Charles, who entered the game as the NFL's second-leading rusher, routinely gouged the Ravens' run defense in the first half.
For the first time since 1998, Baltimore gave up more than 100 rushing yards to a running back in the first half alone. Charles had 125 yards before intermission.
But Baltimore didn't panic, Head Coach John Harbaugh said.
"We couldn't stop the run if it was [Charles] or any of them, in the first half at all. That was a disappointment," Harbaugh said.
"It was a 'figure this thing out, what's going on [mindset].' It wasn't like we weren't capable of stopping the run. We just had to figure out what [the problem] was."

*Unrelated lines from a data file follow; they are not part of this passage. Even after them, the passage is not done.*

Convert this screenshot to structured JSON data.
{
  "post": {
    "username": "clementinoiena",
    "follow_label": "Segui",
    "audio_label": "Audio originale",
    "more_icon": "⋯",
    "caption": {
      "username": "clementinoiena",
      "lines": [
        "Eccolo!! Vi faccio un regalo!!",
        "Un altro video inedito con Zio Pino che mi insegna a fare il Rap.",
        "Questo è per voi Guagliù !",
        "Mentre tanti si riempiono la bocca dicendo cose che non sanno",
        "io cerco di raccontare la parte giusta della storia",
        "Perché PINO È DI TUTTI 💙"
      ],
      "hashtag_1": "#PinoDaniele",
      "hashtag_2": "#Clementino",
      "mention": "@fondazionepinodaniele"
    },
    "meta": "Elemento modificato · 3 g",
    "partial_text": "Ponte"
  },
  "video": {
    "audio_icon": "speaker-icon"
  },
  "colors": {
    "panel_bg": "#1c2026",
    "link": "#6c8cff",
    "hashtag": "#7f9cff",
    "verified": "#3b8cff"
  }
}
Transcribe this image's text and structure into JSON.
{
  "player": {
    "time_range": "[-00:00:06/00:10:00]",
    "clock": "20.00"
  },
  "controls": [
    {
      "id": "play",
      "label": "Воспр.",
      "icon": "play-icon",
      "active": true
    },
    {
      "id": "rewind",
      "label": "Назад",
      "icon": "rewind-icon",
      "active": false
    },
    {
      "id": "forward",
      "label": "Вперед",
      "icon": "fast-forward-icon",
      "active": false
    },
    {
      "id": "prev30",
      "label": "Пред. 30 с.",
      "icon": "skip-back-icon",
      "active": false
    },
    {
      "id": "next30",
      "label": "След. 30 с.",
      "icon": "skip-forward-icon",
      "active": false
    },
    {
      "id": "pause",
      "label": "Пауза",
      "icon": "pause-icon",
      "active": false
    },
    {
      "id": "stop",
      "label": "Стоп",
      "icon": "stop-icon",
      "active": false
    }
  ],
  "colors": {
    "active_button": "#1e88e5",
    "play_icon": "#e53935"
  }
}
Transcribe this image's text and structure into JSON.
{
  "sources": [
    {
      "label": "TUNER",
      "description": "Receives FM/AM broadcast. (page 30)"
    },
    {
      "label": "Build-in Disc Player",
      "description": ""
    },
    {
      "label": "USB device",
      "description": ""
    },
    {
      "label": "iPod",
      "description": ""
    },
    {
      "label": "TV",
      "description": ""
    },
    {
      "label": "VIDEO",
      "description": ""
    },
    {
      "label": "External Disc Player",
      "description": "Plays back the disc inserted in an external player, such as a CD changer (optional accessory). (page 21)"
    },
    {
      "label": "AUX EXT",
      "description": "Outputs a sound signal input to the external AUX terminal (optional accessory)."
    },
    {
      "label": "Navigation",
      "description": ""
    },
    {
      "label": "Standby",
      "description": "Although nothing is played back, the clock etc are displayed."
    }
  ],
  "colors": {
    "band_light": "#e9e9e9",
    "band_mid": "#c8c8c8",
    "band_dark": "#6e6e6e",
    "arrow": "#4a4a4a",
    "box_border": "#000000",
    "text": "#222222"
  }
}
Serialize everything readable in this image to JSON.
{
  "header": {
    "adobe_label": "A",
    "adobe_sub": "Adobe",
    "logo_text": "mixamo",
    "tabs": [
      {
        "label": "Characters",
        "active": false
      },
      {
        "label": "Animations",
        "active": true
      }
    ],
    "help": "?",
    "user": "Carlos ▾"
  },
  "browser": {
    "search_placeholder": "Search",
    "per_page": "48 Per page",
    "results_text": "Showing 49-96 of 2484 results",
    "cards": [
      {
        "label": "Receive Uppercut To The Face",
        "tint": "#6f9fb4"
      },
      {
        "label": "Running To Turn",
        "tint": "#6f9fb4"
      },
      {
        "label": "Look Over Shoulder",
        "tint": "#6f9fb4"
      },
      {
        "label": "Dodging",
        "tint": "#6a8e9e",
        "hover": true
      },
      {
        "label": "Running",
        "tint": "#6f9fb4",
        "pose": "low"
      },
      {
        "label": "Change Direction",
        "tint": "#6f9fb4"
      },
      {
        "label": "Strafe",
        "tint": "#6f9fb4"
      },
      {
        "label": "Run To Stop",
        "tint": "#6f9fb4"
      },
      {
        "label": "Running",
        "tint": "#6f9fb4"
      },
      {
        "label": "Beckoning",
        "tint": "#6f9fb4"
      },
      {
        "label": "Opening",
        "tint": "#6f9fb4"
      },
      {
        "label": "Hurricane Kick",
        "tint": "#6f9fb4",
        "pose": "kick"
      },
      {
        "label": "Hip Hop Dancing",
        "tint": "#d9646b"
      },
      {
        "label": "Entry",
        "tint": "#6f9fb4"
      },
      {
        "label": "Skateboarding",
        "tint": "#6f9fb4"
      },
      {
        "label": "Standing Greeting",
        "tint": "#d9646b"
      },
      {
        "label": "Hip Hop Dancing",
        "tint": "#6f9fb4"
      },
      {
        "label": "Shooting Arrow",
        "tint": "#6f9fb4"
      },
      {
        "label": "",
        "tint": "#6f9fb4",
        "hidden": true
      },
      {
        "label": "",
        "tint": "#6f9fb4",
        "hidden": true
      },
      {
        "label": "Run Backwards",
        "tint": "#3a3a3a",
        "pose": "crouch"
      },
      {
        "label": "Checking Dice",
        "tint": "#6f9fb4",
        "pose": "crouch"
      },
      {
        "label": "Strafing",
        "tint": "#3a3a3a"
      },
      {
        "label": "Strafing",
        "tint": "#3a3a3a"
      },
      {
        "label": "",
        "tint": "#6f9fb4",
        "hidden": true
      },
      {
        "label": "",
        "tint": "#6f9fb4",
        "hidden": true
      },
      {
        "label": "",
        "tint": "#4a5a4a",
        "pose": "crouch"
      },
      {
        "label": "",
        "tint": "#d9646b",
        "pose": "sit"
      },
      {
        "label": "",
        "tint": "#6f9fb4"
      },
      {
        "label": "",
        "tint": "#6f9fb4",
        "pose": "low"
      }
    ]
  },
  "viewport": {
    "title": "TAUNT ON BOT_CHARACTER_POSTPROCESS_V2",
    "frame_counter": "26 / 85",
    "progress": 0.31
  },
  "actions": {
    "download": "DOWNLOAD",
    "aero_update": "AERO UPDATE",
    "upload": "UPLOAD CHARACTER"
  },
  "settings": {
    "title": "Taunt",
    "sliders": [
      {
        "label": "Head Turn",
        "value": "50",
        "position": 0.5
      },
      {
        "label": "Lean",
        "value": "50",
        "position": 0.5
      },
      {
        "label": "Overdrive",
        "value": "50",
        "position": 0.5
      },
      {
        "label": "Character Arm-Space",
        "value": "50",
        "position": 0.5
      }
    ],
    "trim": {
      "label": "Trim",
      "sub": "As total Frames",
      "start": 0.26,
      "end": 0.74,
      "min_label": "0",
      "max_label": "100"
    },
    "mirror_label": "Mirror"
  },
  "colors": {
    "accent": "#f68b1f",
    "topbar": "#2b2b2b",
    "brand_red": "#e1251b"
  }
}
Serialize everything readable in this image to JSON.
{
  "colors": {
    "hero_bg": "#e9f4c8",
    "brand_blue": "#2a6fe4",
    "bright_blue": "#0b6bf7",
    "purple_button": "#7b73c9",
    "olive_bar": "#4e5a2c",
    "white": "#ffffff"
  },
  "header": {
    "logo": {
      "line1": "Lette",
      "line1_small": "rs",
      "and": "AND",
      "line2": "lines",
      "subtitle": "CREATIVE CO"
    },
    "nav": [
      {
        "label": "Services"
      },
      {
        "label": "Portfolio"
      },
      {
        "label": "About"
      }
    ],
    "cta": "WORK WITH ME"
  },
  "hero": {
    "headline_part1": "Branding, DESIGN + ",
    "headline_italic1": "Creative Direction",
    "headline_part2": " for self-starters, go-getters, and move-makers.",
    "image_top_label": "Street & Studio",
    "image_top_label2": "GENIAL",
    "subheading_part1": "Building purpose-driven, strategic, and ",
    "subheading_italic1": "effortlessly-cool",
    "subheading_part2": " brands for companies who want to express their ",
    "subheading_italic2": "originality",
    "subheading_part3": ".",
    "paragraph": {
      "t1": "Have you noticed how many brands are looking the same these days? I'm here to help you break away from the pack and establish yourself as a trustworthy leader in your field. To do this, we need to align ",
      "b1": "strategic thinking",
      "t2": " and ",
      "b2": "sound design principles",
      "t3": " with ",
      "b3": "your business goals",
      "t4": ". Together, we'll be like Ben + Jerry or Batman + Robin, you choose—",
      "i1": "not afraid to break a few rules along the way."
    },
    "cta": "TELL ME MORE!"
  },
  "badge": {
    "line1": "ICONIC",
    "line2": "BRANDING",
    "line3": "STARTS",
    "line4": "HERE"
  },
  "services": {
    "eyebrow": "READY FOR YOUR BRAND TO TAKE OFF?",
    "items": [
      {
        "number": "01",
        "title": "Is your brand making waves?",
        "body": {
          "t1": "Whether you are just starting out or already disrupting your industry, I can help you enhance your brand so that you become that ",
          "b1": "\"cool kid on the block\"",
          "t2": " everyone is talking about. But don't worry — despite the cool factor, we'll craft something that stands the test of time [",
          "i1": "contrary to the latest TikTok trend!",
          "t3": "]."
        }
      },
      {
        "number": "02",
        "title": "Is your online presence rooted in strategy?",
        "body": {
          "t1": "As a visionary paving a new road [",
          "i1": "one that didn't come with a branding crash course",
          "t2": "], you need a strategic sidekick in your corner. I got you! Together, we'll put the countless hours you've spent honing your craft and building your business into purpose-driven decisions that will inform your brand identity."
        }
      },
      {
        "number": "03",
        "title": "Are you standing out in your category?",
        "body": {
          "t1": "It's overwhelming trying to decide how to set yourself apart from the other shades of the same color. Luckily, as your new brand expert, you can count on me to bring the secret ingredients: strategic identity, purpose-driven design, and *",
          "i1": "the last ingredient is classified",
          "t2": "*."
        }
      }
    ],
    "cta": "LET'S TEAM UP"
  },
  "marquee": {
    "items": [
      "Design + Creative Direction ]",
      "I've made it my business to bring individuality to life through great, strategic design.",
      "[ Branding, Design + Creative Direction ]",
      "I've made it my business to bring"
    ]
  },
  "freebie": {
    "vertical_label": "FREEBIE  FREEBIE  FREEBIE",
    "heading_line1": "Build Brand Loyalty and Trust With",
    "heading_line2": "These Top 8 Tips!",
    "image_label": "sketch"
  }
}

The Ravens determined that they were getting too much penetration up front, something that a defensive line usually covets. That occasionally led to stops for negative yardage, but it also left Baltimore susceptible to the quick-footed Charles, who was able to zoom past hard-charging linebackers.
Harbaugh described it as creating different levels, which left gaps between the defensive linemen and linebackers that Charles exploited.
So in the second half, Baltimore moved where it lined up the nose tackle and tightened up the defensive line. The Ravens moved the linebackers closer to the line of scrimmage and didn't drop the secondary as much either since the Chiefs weren't throwing the ball.
"We were able to create more of a flat wall," Harbaugh said.
The result was just 15 rushing yards for Charles in the second half. He finished with 30 carries for 140 yards, but looked primed to have a much bigger day.
"Once you make that adjustment, everything changed," Lewis said. "As you see, the second half, it was a totally different ballgame."
The Ravens knew Kansas City didn't want to go to the air with starting quarterback Matt Cassel. He attempted just six passes the entire first half. The Chiefs still ran the ball even in big third-and-long situations.
Kansas City became one-dimensional, and once the Ravens were able to stop that dimension, the Chiefs offense struggled to move the ball.
"The front seven have a standard about what they're doing," safety Ed Reed said. "We were trying our best to shut them down the first quarter but it will be like that sometimes. [The Chiefs] were focused on trying to run and keep it close. They did exactly what they wanted to do outside of getting the win."
Entering the game ranked 23rd in average yards allowed per game, the unit surrendered 338 yards to Chiefs, well below their average of 419.5.
The Ravens forced four turnovers and held Kansas City out of the end zone three times after it entered the red zone – including once on a goal-line fumble.
"We knew they had talent everywhere," Lewis said. "They don't score, they don't win. That was our whole mentality.
"I take my hat off to my defense to come in and get as many turnovers as we did and just make the stops every time, and make the stops when we needed to make the stops."